The residents said the airstrike happened at dawn on Monday. Iraqi and officials from the US-led coalition battling ISIL were not available to comment.

Activists from inside Mosul published pictures on Tuesday night of the metal bridge, known as the Old Bridge, showing its twisted girders sinking into the water as boats ferried residents from both banks. The bridge, which was built during the reign of King Ghazi in the 1930s, is considered one of the city’s iconic landmarks.

Until recently, Mosul had five bridges spanning the Tigris River, which runs through the centre of the northern city. One was disabled in the weeks before the offensive to retake the city began on October 17, while the other four have since been bombed in airstrikes.
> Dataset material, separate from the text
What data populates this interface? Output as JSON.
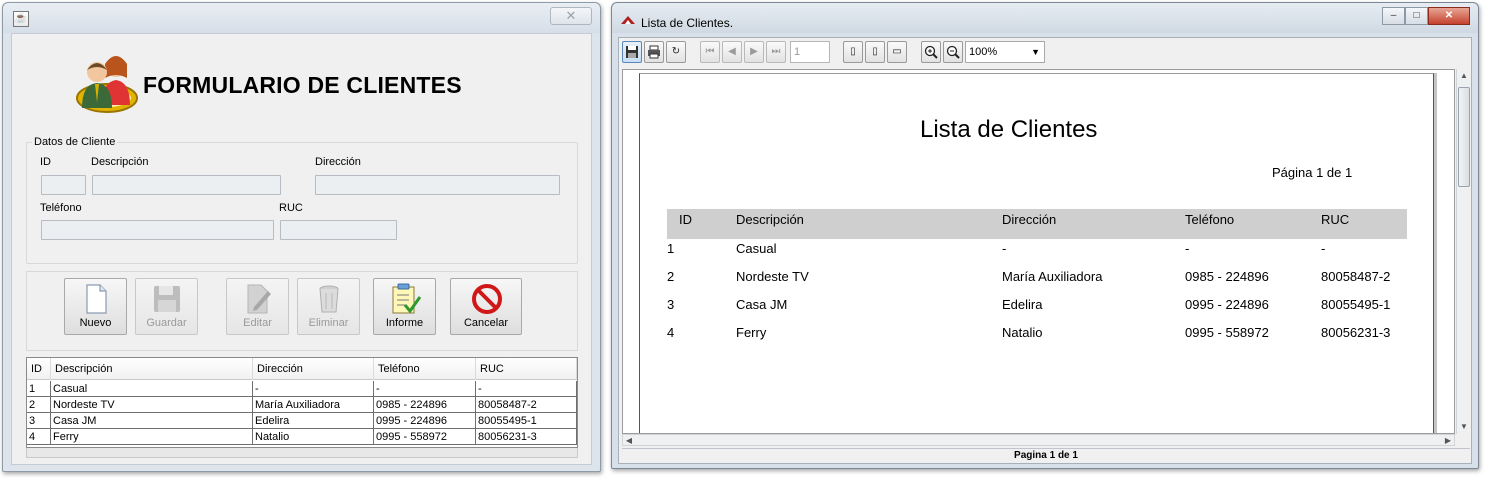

So far, most of the fighting in Mosul has taken place on the Tigris River’s eastern bank. Iraqi forces are expected to use pontoon bridges when they reach the river as they have done in previous military operations in other areas.

Fighting on all fronts – but centred mainly on Mosul's eastern edge – has slowed recently as suicide car bombings, snipers and concern over the safety of civilians hamper the Iraqi troops' advance toward the city centre.

On Tuesday, Iraqi prime minister Haider Al Abadi said ISIL militants had so far launched more than 900 car bombs against Iraqi troops during the Mosul operations, but didn’t give details on how many were driven by suicide bombers or were blown up before reaching their targets.

“God willing, there will be good news in the coming days,” Mr Al Abadi said.

Mosul, about 360 kilometres north-west of Baghdad, is Iraq’s second-largest city and ISIL’s last major bastion in the country. It fell into the hands of ISIL militants during the militants’ June 2014 onslaught that left the group in control of large swathes of northern and western Iraq.

* Associated Press